My review of Bill T. Jones’ “Chapel/Chapter” for the Chronicle:
” “I have to get out of here,” a man said as he fled Bill T. Jones’ “Chapel/Chapter” at the Yerba Buena Center for the Arts on Thursday. Soon, another person slipped out, then another. “It’s too disturbing,” a woman whispered to her friend.
There are things we don’t want to see, but ought to. The Bill T. Jones/Arnie Zane Dance Company’s YBCA engagement, running through Sunday, is one of them. An icon of American dance since the 1980s, Jones is no stranger to walkouts, but Thursday’s were different.
There is no political provocation in “Chapel/Chapter,” no tackling the alarmist issue of the day, as Jones has done with everything from AIDS to the Iraq war. “Chapel/Chapter” is about murder, about death both natural and unnatural, or whether the distinction even exists, about the evil and the need for redemption within us. It is not about the prison system or justice – its concerns are dark ones from the deepest corners of the soul.
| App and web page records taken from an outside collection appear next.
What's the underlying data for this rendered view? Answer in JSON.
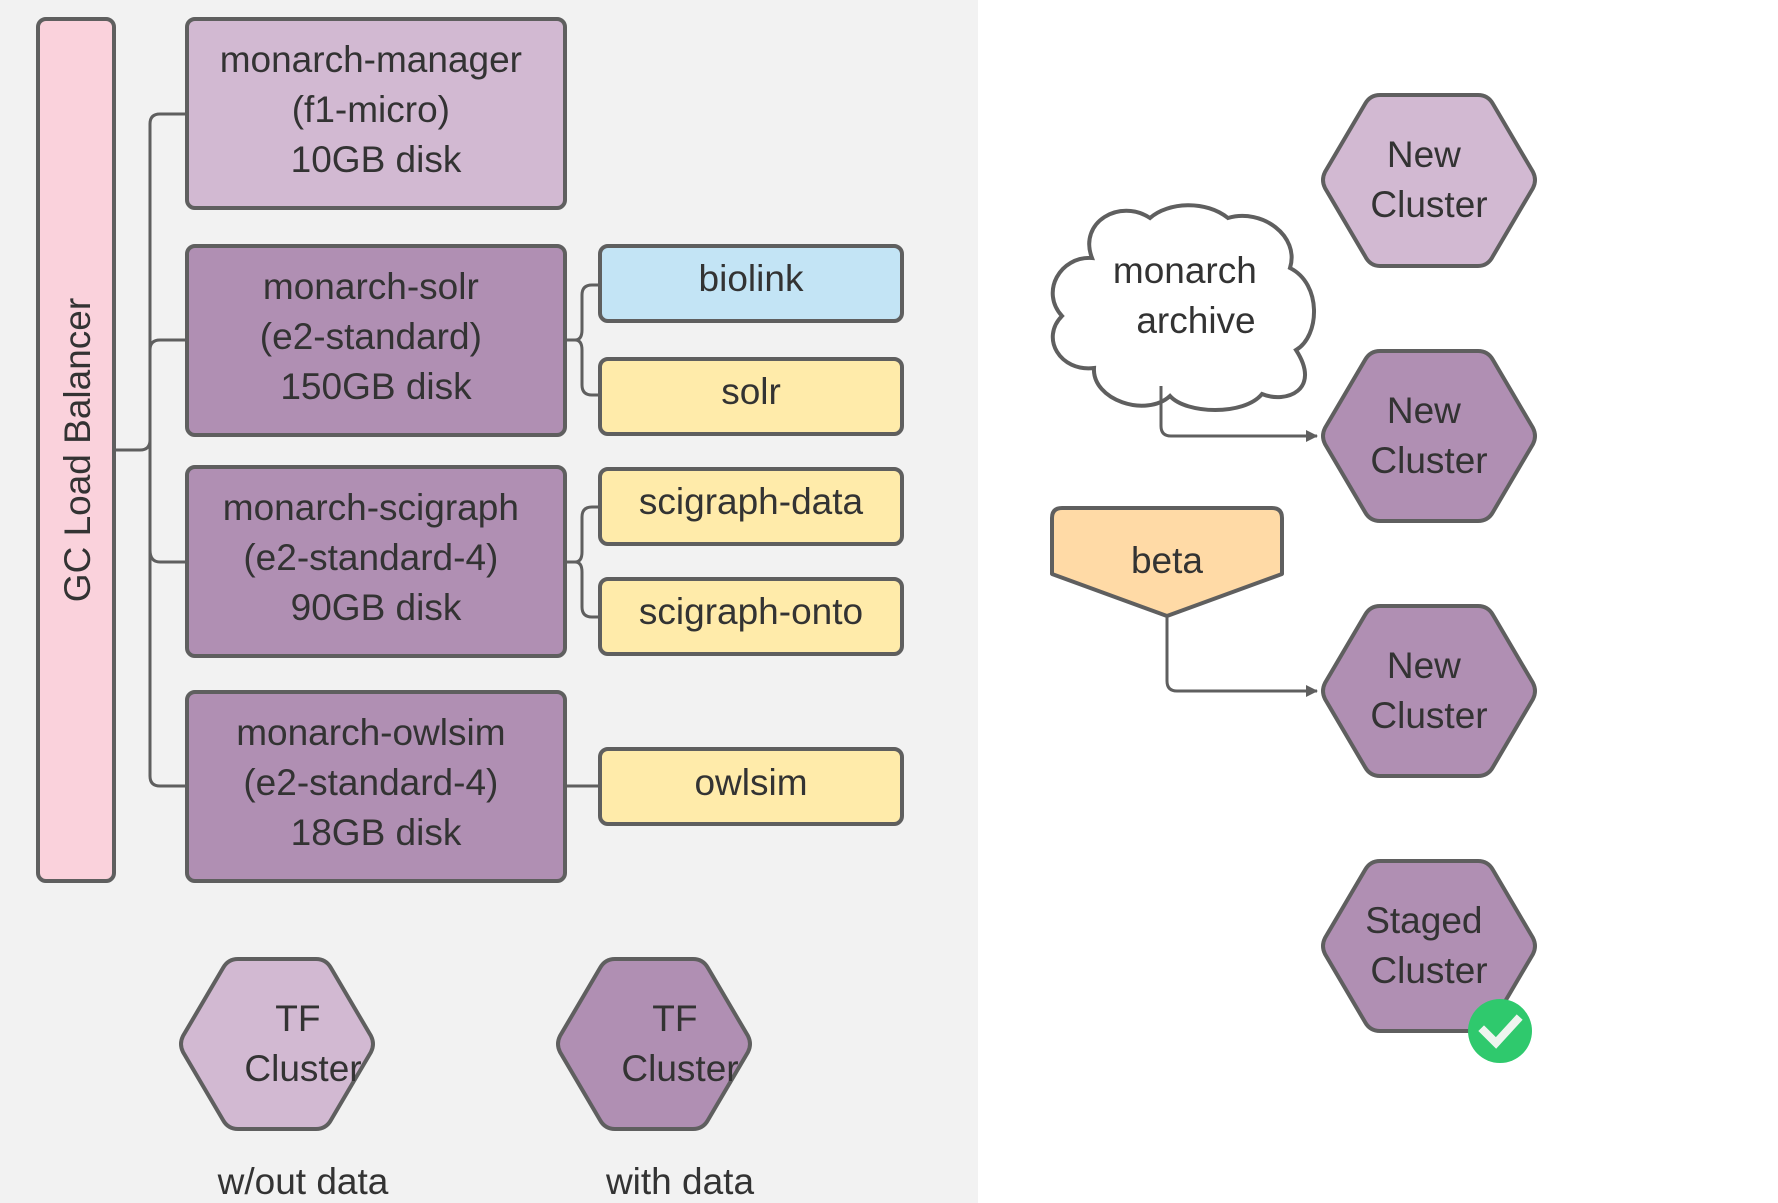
{
  "colors": {
    "left_panel_bg": "#f2f2f2",
    "right_panel_bg": "#ffffff",
    "stroke": "#5f5f5f",
    "balancer_fill": "#fad2dc",
    "light_purple": "#d2b9d2",
    "dark_purple": "#b08fb3",
    "blue": "#c3e4f5",
    "yellow": "#ffebaa",
    "orange": "#ffdaa6",
    "white": "#ffffff",
    "check_green": "#2fc96d",
    "text": "#333333"
  },
  "load_balancer": {
    "label": "GC Load Balancer"
  },
  "servers": [
    {
      "id": "manager",
      "lines": [
        "monarch-manager",
        "(f1-micro)",
        "10GB disk"
      ],
      "style": "light"
    },
    {
      "id": "solr",
      "lines": [
        "monarch-solr",
        "(e2-standard)",
        "150GB disk"
      ],
      "style": "dark"
    },
    {
      "id": "scigraph",
      "lines": [
        "monarch-scigraph",
        "(e2-standard-4)",
        "90GB disk"
      ],
      "style": "dark"
    },
    {
      "id": "owlsim",
      "lines": [
        "monarch-owlsim",
        "(e2-standard-4)",
        "18GB disk"
      ],
      "style": "dark"
    }
  ],
  "services": [
    {
      "id": "biolink",
      "label": "biolink",
      "style": "blue",
      "server": "solr"
    },
    {
      "id": "solr",
      "label": "solr",
      "style": "yellow",
      "server": "solr"
    },
    {
      "id": "scigraph-data",
      "label": "scigraph-data",
      "style": "yellow",
      "server": "scigraph"
    },
    {
      "id": "scigraph-onto",
      "label": "scigraph-onto",
      "style": "yellow",
      "server": "scigraph"
    },
    {
      "id": "owlsim",
      "label": "owlsim",
      "style": "yellow",
      "server": "owlsim"
    }
  ],
  "legend": [
    {
      "lines": [
        "TF",
        "Cluster"
      ],
      "caption": "w/out data",
      "style": "light"
    },
    {
      "lines": [
        "TF",
        "Cluster"
      ],
      "caption": "with data",
      "style": "dark"
    }
  ],
  "right": {
    "archive": {
      "lines": [
        "monarch",
        "archive"
      ]
    },
    "beta": {
      "label": "beta"
    },
    "clusters": [
      {
        "lines": [
          "New",
          "Cluster"
        ],
        "style": "light",
        "badge": null
      },
      {
        "lines": [
          "New",
          "Cluster"
        ],
        "style": "dark",
        "badge": null,
        "incoming": "archive"
      },
      {
        "lines": [
          "New",
          "Cluster"
        ],
        "style": "dark",
        "badge": null,
        "incoming": "beta"
      },
      {
        "lines": [
          "Staged",
          "Cluster"
        ],
        "style": "dark",
        "badge": "check-icon"
      }
    ]
  }
}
Proximity is part of its horror. Created for a small Harlem performance space last December, “Chapel/Chapter” is staged in the YBCA’s Forum. Blood red curtains frame a square filled with a shape like a cathedral window. (The set design is by Bjorn G. Amelan.) Pews sit on one end, and the audience on all sides.
As it begins to tour nationally, “Chapel/Chapter” is also being adapted for proscenium stages, but up close is the way to see it, though this will not be pleasant. It brings you face-to-face with the murder of a family: mother, father, children; tied, strangled, asphyxiated. This is re-enacted by the dancers (and nimble Erick Montes as the family dog) in two ways. First, brutally, with the murderer describing his actions to an interrogator in a cool, collected tone. Later the murder is replayed more like a series of biblical tableaux, with Alicia Hall Moran singing that same gruesome account in a piercing clear chant, like a High Catholic mass.”
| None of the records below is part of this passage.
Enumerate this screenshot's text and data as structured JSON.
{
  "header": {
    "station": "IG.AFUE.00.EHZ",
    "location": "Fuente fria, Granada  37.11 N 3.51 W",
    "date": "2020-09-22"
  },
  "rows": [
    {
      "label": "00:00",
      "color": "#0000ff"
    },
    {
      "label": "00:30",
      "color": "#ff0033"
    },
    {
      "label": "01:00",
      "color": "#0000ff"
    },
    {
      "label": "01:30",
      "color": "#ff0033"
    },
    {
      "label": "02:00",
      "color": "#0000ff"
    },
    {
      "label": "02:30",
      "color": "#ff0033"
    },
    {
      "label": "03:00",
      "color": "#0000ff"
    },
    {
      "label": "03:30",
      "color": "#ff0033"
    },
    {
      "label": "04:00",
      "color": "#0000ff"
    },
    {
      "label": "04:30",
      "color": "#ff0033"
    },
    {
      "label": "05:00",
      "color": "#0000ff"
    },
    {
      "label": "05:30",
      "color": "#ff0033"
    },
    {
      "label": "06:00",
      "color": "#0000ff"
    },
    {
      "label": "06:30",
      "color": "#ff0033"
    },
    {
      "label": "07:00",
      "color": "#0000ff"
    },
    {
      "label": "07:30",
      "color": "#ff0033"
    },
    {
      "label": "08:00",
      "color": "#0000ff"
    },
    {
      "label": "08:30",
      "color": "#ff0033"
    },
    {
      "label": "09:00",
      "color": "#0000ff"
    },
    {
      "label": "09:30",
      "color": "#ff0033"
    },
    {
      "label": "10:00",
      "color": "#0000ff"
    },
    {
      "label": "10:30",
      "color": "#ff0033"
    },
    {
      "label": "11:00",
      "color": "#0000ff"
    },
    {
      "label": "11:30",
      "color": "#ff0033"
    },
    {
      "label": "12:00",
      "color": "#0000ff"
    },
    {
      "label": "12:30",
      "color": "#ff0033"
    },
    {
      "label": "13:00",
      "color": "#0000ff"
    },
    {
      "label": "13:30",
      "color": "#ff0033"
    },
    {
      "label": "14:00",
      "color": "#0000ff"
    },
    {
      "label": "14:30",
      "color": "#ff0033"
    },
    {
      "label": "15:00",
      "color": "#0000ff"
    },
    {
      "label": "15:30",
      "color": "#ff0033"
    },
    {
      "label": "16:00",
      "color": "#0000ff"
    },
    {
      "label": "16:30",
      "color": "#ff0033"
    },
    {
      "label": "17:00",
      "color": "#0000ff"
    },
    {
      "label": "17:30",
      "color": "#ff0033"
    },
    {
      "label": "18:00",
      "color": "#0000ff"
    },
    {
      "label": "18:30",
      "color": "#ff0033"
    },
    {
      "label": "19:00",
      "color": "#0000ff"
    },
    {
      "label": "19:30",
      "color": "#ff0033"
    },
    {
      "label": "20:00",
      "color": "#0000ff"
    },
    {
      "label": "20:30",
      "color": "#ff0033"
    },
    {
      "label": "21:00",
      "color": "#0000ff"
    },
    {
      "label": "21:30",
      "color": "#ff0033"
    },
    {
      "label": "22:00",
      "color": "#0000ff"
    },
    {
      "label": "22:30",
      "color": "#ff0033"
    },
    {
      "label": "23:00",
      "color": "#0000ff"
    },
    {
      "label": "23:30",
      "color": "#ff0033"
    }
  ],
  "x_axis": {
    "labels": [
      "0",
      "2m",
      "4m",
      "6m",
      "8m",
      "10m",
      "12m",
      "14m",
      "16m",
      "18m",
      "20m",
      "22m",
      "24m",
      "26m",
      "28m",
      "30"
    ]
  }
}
Later in the review, I could not help but mention that “Chapel/Chapter” struck me particularly hard:
“Violent crime and incarceration are things Jones must know about intimately through his sister Rhodessa, who leads the Medea Project, which stages theater by imprisoned women. In full critical disclosure, murder is something I also know intimately, having woken up one night at age 10 to find my father slain in an unsolved crime nearly as grisly as those in “Chapel/Chapter.” Whoever the murderer is, I would wish transcendence and redemption for that person as much as any other.
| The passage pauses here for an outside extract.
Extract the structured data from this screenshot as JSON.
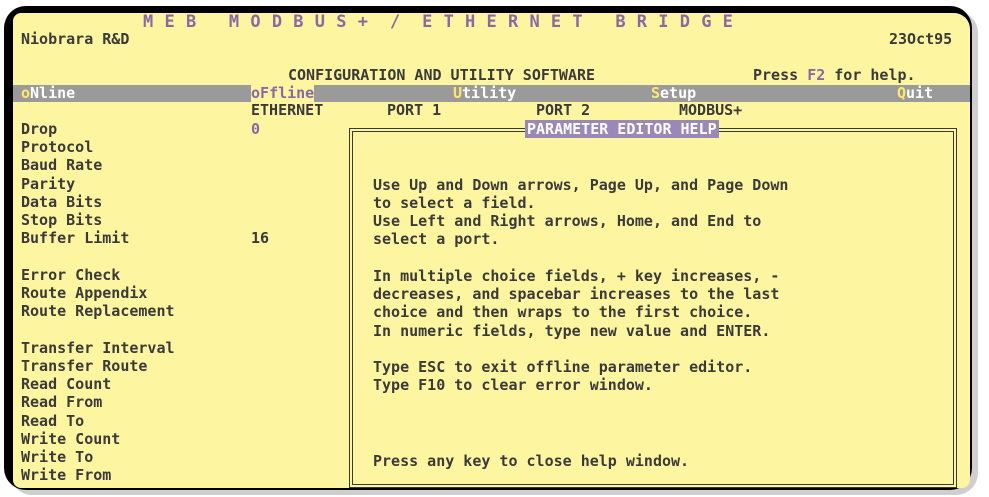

“Chapel/Chapter” made me think on this, but in a new way, because of its refusal to offer anything remotely redeeming or humanizing about the murderers. It left me with the awful feeling of having become the murderer, and it left me feeling the holy had become dark rather than the dark holy. It left me with questions only a second viewing could help answer, and that is certainly one sign of art worth wrangling with, whether or not you finally embrace the answers you find.”
Click here for the full review.